2. The 2019 amendments clarify the categories or types of maintenance (referenced by case law but not clearly set forth in prior versions of the Act).
A. Fixed Term-Maintenance
B. Indefinite Maintenance
C. Reviewable Maintenance
Fixed-term awards are for a set period and terminate at the end of that period. Indefinite awards are just that, indefinite. They will continue until a later order terminates or adjusts the earlier payment based upon some future change in circumstance. A reviewable order is to be in place for a finite period and then reviewed to determine its continuing propriety. Judges will need to specify the category to apply to all future maintenance orders.
3. The durational periods set forth in the 2017 amendments continue to apply to original orders after January 1, 2019. Again as mentioned above, the judge could decide to make the durational term either fixed or reviewable. If the judge decides to reject guidelines, which he or she may do with appropriate circumstances, the judge will need to clearly identify the category of maintenance when setting the amount.
As a result of the various legislative changes building on each other, a full understanding of the recent amendments require an understanding of past versions of the statute. The legislature and courts are enamored with the use of guidelines despite this author’s reservations. Nevertheless, they are here to stay. The regrettable loss of maintenance as a tax deduction required further revisions. And where inappropriate, a judge is free to reject the guidelines although again, in the author’s experience this rarely happens. Undoubtedly in most cases, families will have less as a result of the loss of the deductibility of maintenance. But with wise judges using all of the resources at his or her disposal, hopefully equitable results will follow.
Steven N. Peskind is the Principal of Peskind Law Firm.
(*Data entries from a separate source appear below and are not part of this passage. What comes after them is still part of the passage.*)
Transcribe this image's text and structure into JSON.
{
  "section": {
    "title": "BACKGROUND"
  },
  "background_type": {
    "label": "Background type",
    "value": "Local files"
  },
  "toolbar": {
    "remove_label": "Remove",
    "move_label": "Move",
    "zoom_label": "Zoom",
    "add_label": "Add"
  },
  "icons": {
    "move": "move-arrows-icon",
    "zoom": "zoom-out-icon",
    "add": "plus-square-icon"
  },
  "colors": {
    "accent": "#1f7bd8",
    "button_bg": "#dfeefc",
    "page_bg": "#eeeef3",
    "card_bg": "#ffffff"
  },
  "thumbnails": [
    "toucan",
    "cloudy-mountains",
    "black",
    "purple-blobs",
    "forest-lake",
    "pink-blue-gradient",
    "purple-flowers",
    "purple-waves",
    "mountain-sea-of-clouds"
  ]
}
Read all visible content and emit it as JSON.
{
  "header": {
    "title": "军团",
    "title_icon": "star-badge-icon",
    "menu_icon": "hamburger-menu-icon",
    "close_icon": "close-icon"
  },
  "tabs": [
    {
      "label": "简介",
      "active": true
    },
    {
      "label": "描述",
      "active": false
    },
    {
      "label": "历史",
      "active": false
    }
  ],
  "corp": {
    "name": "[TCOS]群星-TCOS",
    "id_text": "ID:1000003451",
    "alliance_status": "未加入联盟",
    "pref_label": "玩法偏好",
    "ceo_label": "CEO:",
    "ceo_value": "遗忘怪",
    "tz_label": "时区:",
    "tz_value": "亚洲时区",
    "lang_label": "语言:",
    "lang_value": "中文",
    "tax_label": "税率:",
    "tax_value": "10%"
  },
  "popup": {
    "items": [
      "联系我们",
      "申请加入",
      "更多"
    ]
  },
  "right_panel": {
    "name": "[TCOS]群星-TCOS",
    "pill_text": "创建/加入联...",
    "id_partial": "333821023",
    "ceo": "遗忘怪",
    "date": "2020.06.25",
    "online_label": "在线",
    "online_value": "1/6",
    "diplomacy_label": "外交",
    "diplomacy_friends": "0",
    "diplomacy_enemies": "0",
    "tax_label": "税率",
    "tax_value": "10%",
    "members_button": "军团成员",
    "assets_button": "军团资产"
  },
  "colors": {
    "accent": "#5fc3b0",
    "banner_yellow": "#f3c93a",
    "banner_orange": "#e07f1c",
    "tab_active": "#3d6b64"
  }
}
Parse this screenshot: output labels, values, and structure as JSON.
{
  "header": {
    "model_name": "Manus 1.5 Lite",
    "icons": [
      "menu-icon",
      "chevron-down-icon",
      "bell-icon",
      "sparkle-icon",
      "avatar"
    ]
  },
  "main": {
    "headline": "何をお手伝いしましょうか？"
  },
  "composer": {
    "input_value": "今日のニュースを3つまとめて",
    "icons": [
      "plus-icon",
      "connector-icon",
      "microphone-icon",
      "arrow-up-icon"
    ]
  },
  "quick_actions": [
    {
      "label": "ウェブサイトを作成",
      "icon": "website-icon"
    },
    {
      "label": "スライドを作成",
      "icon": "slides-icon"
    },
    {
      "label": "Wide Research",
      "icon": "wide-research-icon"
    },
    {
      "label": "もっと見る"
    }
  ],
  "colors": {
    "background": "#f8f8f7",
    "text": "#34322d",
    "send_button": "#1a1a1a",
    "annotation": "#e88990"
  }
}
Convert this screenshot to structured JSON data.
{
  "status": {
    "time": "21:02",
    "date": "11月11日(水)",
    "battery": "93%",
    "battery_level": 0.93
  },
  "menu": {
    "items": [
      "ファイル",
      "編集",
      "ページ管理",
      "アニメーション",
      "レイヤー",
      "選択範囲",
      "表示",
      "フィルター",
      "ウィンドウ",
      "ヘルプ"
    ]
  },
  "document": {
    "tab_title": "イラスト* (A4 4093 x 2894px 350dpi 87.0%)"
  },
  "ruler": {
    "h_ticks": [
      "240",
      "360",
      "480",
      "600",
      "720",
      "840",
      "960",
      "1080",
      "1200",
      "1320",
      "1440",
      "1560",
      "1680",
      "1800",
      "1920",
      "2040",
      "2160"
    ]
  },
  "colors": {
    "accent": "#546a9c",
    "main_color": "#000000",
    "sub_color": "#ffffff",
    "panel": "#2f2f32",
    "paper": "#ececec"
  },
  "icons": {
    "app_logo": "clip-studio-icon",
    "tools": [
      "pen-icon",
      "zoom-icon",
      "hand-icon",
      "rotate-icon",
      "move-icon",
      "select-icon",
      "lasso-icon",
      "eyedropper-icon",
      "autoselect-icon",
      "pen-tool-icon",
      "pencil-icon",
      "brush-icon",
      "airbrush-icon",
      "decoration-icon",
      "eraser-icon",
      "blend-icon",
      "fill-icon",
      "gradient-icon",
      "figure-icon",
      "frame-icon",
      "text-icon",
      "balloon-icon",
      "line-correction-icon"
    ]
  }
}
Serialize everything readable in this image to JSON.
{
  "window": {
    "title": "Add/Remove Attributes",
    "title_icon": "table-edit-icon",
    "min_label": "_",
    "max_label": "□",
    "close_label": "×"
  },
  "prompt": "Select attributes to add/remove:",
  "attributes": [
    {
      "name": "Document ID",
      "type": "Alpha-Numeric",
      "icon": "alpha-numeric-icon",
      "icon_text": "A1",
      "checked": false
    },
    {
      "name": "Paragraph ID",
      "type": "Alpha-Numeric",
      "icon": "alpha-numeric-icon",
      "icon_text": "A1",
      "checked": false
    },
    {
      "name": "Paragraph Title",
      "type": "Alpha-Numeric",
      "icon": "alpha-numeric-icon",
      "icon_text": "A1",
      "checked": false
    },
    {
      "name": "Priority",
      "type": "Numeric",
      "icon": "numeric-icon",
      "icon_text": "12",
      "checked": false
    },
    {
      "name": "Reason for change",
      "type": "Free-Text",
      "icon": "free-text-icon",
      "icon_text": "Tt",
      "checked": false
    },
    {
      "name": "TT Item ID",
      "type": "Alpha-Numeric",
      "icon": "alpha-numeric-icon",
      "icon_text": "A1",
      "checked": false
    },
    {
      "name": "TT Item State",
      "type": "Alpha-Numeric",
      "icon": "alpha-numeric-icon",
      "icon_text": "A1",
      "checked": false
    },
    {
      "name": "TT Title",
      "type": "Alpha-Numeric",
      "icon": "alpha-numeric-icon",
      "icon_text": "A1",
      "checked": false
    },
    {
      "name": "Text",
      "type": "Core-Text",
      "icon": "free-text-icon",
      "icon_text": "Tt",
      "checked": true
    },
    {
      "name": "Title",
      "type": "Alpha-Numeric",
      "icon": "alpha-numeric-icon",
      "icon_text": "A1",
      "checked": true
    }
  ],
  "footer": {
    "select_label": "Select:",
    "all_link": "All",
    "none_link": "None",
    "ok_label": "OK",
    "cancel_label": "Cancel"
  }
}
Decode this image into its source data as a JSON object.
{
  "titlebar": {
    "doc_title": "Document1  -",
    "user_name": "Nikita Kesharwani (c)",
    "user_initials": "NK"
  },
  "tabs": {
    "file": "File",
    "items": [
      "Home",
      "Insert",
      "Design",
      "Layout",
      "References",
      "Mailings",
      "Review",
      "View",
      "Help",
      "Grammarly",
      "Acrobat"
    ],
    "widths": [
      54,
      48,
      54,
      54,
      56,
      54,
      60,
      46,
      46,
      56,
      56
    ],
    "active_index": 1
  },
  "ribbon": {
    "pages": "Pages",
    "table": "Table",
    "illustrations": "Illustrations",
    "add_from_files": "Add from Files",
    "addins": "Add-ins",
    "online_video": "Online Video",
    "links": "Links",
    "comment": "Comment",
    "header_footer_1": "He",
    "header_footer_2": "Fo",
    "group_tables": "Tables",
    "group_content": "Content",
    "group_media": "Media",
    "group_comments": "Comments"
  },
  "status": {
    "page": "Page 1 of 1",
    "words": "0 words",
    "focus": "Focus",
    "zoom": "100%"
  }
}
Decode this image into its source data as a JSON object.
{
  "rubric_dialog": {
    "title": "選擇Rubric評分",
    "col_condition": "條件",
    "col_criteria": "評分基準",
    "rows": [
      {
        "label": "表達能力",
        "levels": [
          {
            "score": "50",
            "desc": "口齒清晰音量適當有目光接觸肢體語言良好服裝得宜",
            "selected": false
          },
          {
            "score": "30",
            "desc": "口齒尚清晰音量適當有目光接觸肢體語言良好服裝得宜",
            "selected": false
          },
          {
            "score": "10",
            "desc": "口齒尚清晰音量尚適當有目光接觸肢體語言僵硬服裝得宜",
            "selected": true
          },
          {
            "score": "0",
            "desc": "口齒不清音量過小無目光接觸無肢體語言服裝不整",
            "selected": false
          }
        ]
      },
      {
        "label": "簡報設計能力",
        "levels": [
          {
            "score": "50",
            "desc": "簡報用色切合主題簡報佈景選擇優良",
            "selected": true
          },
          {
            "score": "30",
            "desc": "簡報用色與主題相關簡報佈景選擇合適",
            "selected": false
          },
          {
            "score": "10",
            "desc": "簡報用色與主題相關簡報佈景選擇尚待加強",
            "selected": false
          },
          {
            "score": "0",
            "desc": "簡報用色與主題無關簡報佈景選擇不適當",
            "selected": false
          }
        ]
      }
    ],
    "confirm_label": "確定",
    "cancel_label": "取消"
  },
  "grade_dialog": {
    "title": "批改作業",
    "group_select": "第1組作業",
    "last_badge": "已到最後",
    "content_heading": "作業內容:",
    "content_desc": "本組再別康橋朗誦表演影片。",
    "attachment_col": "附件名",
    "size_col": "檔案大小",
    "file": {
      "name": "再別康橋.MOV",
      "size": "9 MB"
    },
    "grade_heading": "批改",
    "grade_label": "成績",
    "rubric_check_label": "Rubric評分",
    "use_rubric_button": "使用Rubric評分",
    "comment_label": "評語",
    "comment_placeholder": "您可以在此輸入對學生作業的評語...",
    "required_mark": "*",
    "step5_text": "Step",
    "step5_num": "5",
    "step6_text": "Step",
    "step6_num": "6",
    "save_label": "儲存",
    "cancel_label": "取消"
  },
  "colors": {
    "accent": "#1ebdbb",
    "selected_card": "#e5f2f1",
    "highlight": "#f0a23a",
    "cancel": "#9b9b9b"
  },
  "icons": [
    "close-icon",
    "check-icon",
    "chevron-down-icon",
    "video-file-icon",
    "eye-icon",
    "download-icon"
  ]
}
The firm (www.peskindlaw.com) practices family law throughout the state of Illinois. He can be reached at email@example.com.